──────── RECORDS SHOWN

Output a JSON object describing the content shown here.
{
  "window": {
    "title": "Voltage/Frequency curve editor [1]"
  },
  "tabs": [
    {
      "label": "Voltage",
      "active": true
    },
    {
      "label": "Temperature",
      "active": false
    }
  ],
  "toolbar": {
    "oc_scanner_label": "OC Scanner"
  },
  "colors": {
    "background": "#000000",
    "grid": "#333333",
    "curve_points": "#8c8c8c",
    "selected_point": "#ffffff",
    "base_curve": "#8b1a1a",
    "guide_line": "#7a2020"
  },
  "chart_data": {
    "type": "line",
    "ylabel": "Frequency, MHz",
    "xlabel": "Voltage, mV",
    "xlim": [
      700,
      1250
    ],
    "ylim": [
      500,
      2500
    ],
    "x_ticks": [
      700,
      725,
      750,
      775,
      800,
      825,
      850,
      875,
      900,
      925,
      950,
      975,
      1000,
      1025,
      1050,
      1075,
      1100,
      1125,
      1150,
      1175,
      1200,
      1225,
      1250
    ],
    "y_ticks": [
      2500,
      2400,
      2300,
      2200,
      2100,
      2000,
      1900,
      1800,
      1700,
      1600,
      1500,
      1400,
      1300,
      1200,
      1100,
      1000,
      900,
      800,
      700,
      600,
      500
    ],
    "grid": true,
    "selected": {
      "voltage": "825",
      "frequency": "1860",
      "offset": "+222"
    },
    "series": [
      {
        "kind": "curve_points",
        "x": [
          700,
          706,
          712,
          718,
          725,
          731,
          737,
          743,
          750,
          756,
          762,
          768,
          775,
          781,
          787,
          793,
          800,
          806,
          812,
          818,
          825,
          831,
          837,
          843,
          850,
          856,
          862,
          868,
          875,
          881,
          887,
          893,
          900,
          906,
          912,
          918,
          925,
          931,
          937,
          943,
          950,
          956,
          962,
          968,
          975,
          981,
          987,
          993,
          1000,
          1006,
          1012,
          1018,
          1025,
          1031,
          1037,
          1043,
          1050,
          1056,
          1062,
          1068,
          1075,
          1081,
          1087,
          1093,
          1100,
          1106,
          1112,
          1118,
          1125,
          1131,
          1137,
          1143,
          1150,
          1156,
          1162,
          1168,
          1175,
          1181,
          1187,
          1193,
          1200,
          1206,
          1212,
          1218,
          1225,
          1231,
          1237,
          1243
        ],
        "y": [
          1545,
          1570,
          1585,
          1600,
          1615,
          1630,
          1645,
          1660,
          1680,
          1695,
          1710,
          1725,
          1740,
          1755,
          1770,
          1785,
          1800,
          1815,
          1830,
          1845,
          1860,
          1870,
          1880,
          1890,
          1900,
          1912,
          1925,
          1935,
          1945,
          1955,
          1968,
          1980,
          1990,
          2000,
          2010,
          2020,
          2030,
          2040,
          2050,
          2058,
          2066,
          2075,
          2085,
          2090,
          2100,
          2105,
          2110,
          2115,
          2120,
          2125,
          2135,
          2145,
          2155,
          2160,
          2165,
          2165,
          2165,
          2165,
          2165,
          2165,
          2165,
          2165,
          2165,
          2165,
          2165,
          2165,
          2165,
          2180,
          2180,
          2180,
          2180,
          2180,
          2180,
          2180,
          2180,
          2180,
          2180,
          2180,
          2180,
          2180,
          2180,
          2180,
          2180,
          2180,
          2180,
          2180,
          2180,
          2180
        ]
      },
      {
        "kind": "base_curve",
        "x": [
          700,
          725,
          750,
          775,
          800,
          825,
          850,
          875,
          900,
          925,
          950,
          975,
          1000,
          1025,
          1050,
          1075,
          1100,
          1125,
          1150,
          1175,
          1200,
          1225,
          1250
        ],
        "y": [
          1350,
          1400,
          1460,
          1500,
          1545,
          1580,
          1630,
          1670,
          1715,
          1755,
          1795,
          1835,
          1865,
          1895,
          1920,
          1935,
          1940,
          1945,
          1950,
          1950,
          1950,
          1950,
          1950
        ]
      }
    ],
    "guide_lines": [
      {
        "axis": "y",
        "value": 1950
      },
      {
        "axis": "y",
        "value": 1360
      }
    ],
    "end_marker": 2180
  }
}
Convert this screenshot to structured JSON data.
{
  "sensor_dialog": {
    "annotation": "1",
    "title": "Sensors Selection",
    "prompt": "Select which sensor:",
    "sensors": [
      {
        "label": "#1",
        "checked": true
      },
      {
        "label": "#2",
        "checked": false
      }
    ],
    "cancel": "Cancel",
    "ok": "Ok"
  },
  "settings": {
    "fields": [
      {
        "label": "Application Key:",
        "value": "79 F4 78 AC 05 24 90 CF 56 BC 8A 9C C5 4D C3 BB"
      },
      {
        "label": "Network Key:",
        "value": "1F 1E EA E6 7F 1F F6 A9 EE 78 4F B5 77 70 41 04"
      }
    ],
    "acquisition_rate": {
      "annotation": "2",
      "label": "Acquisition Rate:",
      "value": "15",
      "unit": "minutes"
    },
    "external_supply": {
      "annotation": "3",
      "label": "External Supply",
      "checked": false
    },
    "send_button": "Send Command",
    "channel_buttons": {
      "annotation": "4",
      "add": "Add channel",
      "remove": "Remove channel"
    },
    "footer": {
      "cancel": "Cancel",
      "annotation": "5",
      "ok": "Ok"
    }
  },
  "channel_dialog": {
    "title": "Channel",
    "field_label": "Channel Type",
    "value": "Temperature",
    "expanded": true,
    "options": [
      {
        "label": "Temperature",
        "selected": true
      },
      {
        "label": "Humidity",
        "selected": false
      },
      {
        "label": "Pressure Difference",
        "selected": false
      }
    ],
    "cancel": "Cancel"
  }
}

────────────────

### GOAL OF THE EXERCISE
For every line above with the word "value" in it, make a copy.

### EXERCISE SOLUTION
        "value": 1950
        "value": 1360
        "value": "79 F4 78 AC 05 24 90 CF 56 BC 8A 9C C5 4D C3 BB"
        "value": "1F 1E EA E6 7F 1F F6 A9 EE 78 4F B5 77 70 41 04"
      "value": "15",
    "value": "Temperature",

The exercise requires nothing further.